▶ Assigned task
A word-for-word copy of the data is what's wanted, with no pictures.

Extracted data entries
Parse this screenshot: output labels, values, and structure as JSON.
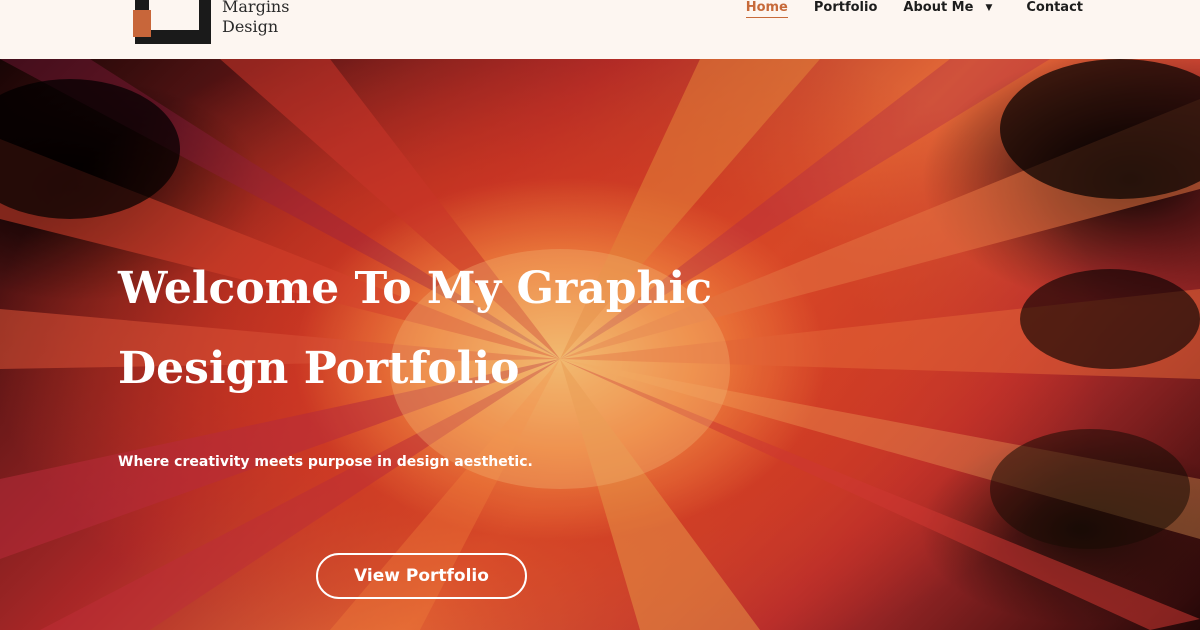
{
  "brand": {
    "logo_icon": "logo-square-mark",
    "name_line1": "Margins",
    "name_line2": "Design",
    "logo_colors": {
      "dark": "#1a1a1a",
      "accent": "#c8663a"
    }
  },
  "nav": {
    "items": [
      {
        "label": "Home",
        "active": true
      },
      {
        "label": "Portfolio",
        "active": false
      },
      {
        "label": "About Me",
        "active": false,
        "icon": "caret-down-icon"
      },
      {
        "label": "Contact",
        "active": false
      }
    ],
    "active_color": "#c76a3a"
  },
  "hero": {
    "background": "color-powder-explosion-image",
    "title_line1": "Welcome To My Graphic",
    "title_line2": "Design Portfolio",
    "subtitle": "Where creativity meets purpose in design aesthetic.",
    "cta_label": "View Portfolio"
  }
}
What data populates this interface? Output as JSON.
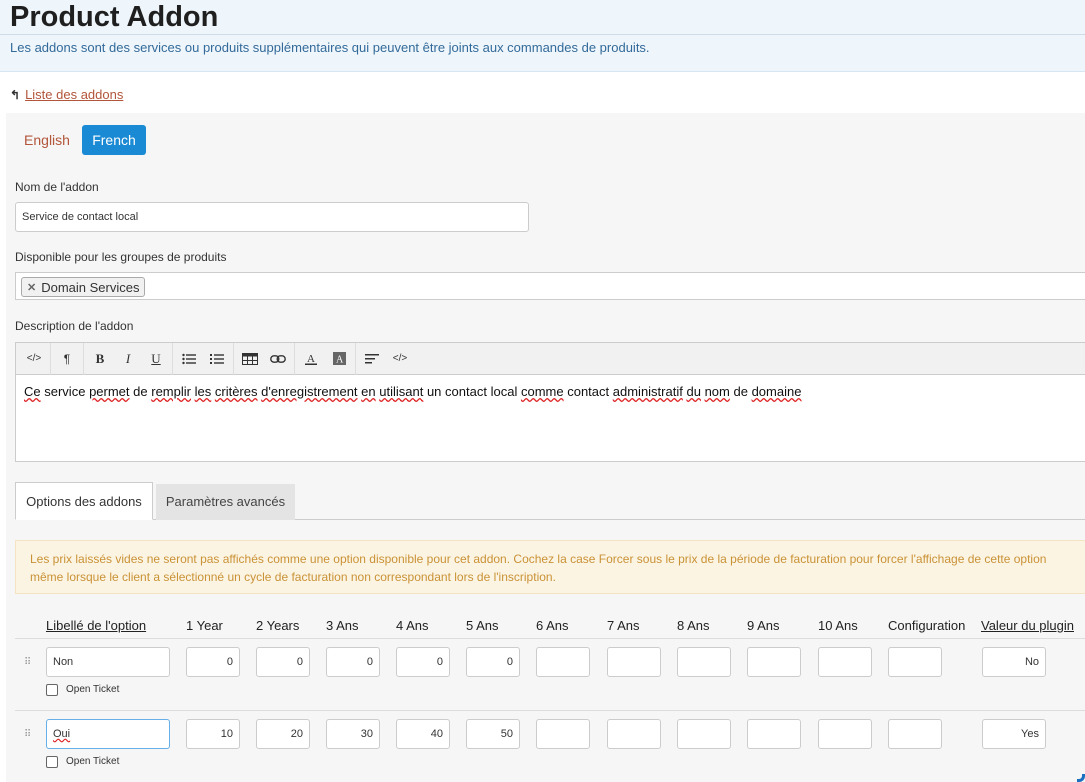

▶ Finished exercise
Parse this screenshot: output labels, values, and structure as JSON.
{
  "brand": {
    "logo_icon": "logo-square-mark",
    "name_line1": "Margins",
    "name_line2": "Design",
    "logo_colors": {
      "dark": "#1a1a1a",
      "accent": "#c8663a"
    }
  },
  "nav": {
    "items": [
      {
        "label": "Home",
        "active": true
      },
      {
        "label": "Portfolio",
        "active": false
      },
      {
        "label": "About Me",
        "active": false,
        "icon": "caret-down-icon"
      },
      {
        "label": "Contact",
        "active": false
      }
    ],
    "active_color": "#c76a3a"
  },
  "hero": {
    "background": "color-powder-explosion-image",
    "title_line1": "Welcome To My Graphic",
    "title_line2": "Design Portfolio",
    "subtitle": "Where creativity meets purpose in design aesthetic.",
    "cta_label": "View Portfolio"
  }
}
What data populates this interface? Output as JSON.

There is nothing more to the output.